Interface dataset entries:
--- START ---
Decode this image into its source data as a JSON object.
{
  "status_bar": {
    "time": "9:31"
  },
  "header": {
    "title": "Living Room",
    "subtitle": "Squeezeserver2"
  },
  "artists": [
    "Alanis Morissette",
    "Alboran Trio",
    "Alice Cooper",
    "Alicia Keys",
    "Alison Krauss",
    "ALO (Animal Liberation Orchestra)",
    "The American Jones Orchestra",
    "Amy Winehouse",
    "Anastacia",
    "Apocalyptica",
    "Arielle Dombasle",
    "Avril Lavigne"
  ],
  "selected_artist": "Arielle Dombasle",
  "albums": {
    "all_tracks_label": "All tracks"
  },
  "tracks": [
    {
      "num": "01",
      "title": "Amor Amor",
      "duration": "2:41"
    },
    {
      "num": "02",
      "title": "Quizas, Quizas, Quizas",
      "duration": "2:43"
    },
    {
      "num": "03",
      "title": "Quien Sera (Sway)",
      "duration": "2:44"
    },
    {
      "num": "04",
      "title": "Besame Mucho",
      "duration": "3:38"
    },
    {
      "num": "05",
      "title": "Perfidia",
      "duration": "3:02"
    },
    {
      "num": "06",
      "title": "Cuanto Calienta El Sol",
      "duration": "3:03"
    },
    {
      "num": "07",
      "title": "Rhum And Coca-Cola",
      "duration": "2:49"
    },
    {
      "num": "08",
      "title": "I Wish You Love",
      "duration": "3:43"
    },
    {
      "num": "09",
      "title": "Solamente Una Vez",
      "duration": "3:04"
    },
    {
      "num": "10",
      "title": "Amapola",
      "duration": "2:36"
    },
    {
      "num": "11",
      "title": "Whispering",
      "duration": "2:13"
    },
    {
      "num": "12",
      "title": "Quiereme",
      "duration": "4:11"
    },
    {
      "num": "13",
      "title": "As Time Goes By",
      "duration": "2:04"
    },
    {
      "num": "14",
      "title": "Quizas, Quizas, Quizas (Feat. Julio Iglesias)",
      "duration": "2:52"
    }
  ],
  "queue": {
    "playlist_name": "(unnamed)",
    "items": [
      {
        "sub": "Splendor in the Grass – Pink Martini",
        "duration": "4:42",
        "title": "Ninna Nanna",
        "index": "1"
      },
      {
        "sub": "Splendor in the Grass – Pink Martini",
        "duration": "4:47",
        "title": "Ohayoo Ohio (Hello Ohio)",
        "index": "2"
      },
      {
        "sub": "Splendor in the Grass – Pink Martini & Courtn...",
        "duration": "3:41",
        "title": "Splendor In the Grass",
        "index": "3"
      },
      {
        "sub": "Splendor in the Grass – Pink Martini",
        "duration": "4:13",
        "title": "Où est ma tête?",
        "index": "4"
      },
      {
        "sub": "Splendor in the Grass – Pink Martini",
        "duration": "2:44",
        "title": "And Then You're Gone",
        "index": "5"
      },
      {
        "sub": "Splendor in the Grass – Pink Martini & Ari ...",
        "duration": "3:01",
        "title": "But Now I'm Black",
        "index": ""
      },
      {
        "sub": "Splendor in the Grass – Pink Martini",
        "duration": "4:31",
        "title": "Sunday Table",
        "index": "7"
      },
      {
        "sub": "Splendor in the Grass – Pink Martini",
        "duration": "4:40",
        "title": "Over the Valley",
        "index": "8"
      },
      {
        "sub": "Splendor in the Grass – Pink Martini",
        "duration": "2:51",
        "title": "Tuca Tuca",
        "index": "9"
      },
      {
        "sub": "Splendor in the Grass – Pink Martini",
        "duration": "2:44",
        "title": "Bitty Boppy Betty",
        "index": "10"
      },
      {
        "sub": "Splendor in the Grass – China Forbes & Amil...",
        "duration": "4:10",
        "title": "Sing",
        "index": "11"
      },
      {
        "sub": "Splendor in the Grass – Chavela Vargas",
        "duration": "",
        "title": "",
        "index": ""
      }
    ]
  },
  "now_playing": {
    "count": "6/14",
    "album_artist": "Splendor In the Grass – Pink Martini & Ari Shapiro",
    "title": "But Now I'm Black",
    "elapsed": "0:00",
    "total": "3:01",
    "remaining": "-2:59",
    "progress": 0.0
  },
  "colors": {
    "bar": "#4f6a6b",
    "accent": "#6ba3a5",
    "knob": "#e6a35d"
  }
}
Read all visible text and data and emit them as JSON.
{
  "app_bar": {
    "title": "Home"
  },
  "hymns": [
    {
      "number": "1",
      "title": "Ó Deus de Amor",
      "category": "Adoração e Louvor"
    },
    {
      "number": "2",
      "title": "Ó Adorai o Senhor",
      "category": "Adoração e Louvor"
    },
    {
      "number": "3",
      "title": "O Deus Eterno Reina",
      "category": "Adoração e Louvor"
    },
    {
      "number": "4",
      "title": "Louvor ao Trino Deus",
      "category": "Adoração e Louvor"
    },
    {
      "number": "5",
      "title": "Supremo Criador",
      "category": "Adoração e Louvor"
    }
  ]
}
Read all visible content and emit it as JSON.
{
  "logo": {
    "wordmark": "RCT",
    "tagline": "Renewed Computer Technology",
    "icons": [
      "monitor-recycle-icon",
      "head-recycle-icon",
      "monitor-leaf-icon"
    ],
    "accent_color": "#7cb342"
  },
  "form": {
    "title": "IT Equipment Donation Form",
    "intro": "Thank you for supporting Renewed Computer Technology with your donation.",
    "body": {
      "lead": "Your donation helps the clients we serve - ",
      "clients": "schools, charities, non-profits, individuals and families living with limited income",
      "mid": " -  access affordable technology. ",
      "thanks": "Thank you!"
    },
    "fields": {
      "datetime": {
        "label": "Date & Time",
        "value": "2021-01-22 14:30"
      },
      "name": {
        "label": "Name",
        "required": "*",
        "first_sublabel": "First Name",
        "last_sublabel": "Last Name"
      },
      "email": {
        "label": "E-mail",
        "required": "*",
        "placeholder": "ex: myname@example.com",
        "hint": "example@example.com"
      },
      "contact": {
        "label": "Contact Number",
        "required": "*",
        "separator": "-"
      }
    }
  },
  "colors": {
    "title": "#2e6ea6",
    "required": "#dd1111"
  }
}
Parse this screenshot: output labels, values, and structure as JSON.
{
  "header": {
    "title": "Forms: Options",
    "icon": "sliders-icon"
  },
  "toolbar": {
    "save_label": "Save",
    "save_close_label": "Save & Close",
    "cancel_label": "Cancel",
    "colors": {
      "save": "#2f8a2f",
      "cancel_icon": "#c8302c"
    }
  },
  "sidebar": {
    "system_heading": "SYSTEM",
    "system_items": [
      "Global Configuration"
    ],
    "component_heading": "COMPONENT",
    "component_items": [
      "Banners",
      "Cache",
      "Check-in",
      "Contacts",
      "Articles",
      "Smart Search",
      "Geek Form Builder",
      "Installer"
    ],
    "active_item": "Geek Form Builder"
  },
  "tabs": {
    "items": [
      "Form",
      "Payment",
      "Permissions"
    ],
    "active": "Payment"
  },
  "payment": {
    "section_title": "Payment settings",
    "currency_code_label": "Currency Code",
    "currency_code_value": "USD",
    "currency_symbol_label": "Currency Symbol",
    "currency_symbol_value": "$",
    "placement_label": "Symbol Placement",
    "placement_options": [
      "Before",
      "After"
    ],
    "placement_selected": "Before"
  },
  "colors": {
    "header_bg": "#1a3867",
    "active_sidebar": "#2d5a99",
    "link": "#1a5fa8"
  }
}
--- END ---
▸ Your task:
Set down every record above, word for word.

▸ Completed task:
Decode this image into its source data as a JSON object.
{
  "status_bar": {
    "time": "9:31"
  },
  "header": {
    "title": "Living Room",
    "subtitle": "Squeezeserver2"
  },
  "artists": [
    "Alanis Morissette",
    "Alboran Trio",
    "Alice Cooper",
    "Alicia Keys",
    "Alison Krauss",
    "ALO (Animal Liberation Orchestra)",
    "The American Jones Orchestra",
    "Amy Winehouse",
    "Anastacia",
    "Apocalyptica",
    "Arielle Dombasle",
    "Avril Lavigne"
  ],
  "selected_artist": "Arielle Dombasle",
  "albums": {
    "all_tracks_label": "All tracks"
  },
  "tracks": [
    {
      "num": "01",
      "title": "Amor Amor",
      "duration": "2:41"
    },
    {
      "num": "02",
      "title": "Quizas, Quizas, Quizas",
      "duration": "2:43"
    },
    {
      "num": "03",
      "title": "Quien Sera (Sway)",
      "duration": "2:44"
    },
    {
      "num": "04",
      "title": "Besame Mucho",
      "duration": "3:38"
    },
    {
      "num": "05",
      "title": "Perfidia",
      "duration": "3:02"
    },
    {
      "num": "06",
      "title": "Cuanto Calienta El Sol",
      "duration": "3:03"
    },
    {
      "num": "07",
      "title": "Rhum And Coca-Cola",
      "duration": "2:49"
    },
    {
      "num": "08",
      "title": "I Wish You Love",
      "duration": "3:43"
    },
    {
      "num": "09",
      "title": "Solamente Una Vez",
      "duration": "3:04"
    },
    {
      "num": "10",
      "title": "Amapola",
      "duration": "2:36"
    },
    {
      "num": "11",
      "title": "Whispering",
      "duration": "2:13"
    },
    {
      "num": "12",
      "title": "Quiereme",
      "duration": "4:11"
    },
    {
      "num": "13",
      "title": "As Time Goes By",
      "duration": "2:04"
    },
    {
      "num": "14",
      "title": "Quizas, Quizas, Quizas (Feat. Julio Iglesias)",
      "duration": "2:52"
    }
  ],
  "queue": {
    "playlist_name": "(unnamed)",
    "items": [
      {
        "sub": "Splendor in the Grass – Pink Martini",
        "duration": "4:42",
        "title": "Ninna Nanna",
        "index": "1"
      },
      {
        "sub": "Splendor in the Grass – Pink Martini",
        "duration": "4:47",
        "title": "Ohayoo Ohio (Hello Ohio)",
        "index": "2"
      },
      {
        "sub": "Splendor in the Grass – Pink Martini & Courtn...",
        "duration": "3:41",
        "title": "Splendor In the Grass",
        "index": "3"
      },
      {
        "sub": "Splendor in the Grass – Pink Martini",
        "duration": "4:13",
        "title": "Où est ma tête?",
        "index": "4"
      },
      {
        "sub": "Splendor in the Grass – Pink Martini",
        "duration": "2:44",
        "title": "And Then You're Gone",
        "index": "5"
      },
      {
        "sub": "Splendor in the Grass – Pink Martini & Ari ...",
        "duration": "3:01",
        "title": "But Now I'm Black",
        "index": ""
      },
      {
        "sub": "Splendor in the Grass – Pink Martini",
        "duration": "4:31",
        "title": "Sunday Table",
        "index": "7"
      },
      {
        "sub": "Splendor in the Grass – Pink Martini",
        "duration": "4:40",
        "title": "Over the Valley",
        "index": "8"
      },
      {
        "sub": "Splendor in the Grass – Pink Martini",
        "duration": "2:51",
        "title": "Tuca Tuca",
        "index": "9"
      },
      {
        "sub": "Splendor in the Grass – Pink Martini",
        "duration": "2:44",
        "title": "Bitty Boppy Betty",
        "index": "10"
      },
      {
        "sub": "Splendor in the Grass – China Forbes & Amil...",
        "duration": "4:10",
        "title": "Sing",
        "index": "11"
      },
      {
        "sub": "Splendor in the Grass – Chavela Vargas",
        "duration": "",
        "title": "",
        "index": ""
      }
    ]
  },
  "now_playing": {
    "count": "6/14",
    "album_artist": "Splendor In the Grass – Pink Martini & Ari Shapiro",
    "title": "But Now I'm Black",
    "elapsed": "0:00",
    "total": "3:01",
    "remaining": "-2:59",
    "progress": 0.0
  },
  "colors": {
    "bar": "#4f6a6b",
    "accent": "#6ba3a5",
    "knob": "#e6a35d"
  }
}
Read all visible text and data and emit them as JSON.
{
  "app_bar": {
    "title": "Home"
  },
  "hymns": [
    {
      "number": "1",
      "title": "Ó Deus de Amor",
      "category": "Adoração e Louvor"
    },
    {
      "number": "2",
      "title": "Ó Adorai o Senhor",
      "category": "Adoração e Louvor"
    },
    {
      "number": "3",
      "title": "O Deus Eterno Reina",
      "category": "Adoração e Louvor"
    },
    {
      "number": "4",
      "title": "Louvor ao Trino Deus",
      "category": "Adoração e Louvor"
    },
    {
      "number": "5",
      "title": "Supremo Criador",
      "category": "Adoração e Louvor"
    }
  ]
}
Read all visible content and emit it as JSON.
{
  "logo": {
    "wordmark": "RCT",
    "tagline": "Renewed Computer Technology",
    "icons": [
      "monitor-recycle-icon",
      "head-recycle-icon",
      "monitor-leaf-icon"
    ],
    "accent_color": "#7cb342"
  },
  "form": {
    "title": "IT Equipment Donation Form",
    "intro": "Thank you for supporting Renewed Computer Technology with your donation.",
    "body": {
      "lead": "Your donation helps the clients we serve - ",
      "clients": "schools, charities, non-profits, individuals and families living with limited income",
      "mid": " -  access affordable technology. ",
      "thanks": "Thank you!"
    },
    "fields": {
      "datetime": {
        "label": "Date & Time",
        "value": "2021-01-22 14:30"
      },
      "name": {
        "label": "Name",
        "required": "*",
        "first_sublabel": "First Name",
        "last_sublabel": "Last Name"
      },
      "email": {
        "label": "E-mail",
        "required": "*",
        "placeholder": "ex: myname@example.com",
        "hint": "example@example.com"
      },
      "contact": {
        "label": "Contact Number",
        "required": "*",
        "separator": "-"
      }
    }
  },
  "colors": {
    "title": "#2e6ea6",
    "required": "#dd1111"
  }
}
Parse this screenshot: output labels, values, and structure as JSON.
{
  "header": {
    "title": "Forms: Options",
    "icon": "sliders-icon"
  },
  "toolbar": {
    "save_label": "Save",
    "save_close_label": "Save & Close",
    "cancel_label": "Cancel",
    "colors": {
      "save": "#2f8a2f",
      "cancel_icon": "#c8302c"
    }
  },
  "sidebar": {
    "system_heading": "SYSTEM",
    "system_items": [
      "Global Configuration"
    ],
    "component_heading": "COMPONENT",
    "component_items": [
      "Banners",
      "Cache",
      "Check-in",
      "Contacts",
      "Articles",
      "Smart Search",
      "Geek Form Builder",
      "Installer"
    ],
    "active_item": "Geek Form Builder"
  },
  "tabs": {
    "items": [
      "Form",
      "Payment",
      "Permissions"
    ],
    "active": "Payment"
  },
  "payment": {
    "section_title": "Payment settings",
    "currency_code_label": "Currency Code",
    "currency_code_value": "USD",
    "currency_symbol_label": "Currency Symbol",
    "currency_symbol_value": "$",
    "placement_label": "Symbol Placement",
    "placement_options": [
      "Before",
      "After"
    ],
    "placement_selected": "Before"
  },
  "colors": {
    "header_bg": "#1a3867",
    "active_sidebar": "#2d5a99",
    "link": "#1a5fa8"
  }
}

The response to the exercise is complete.